Exercise material>
******
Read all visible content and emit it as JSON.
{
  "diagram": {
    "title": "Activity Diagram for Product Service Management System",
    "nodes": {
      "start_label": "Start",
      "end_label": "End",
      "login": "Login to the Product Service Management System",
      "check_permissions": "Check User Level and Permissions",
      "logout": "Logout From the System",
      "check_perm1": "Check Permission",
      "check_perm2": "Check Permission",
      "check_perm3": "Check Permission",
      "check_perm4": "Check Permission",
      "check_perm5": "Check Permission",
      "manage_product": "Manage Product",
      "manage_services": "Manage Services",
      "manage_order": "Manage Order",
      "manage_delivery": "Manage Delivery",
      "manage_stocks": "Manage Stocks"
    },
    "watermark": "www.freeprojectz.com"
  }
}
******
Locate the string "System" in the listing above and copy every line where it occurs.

Task result>
    "title": "Activity Diagram for Product Service Management System",
      "login": "Login to the Product Service Management System",
      "logout": "Logout From the System",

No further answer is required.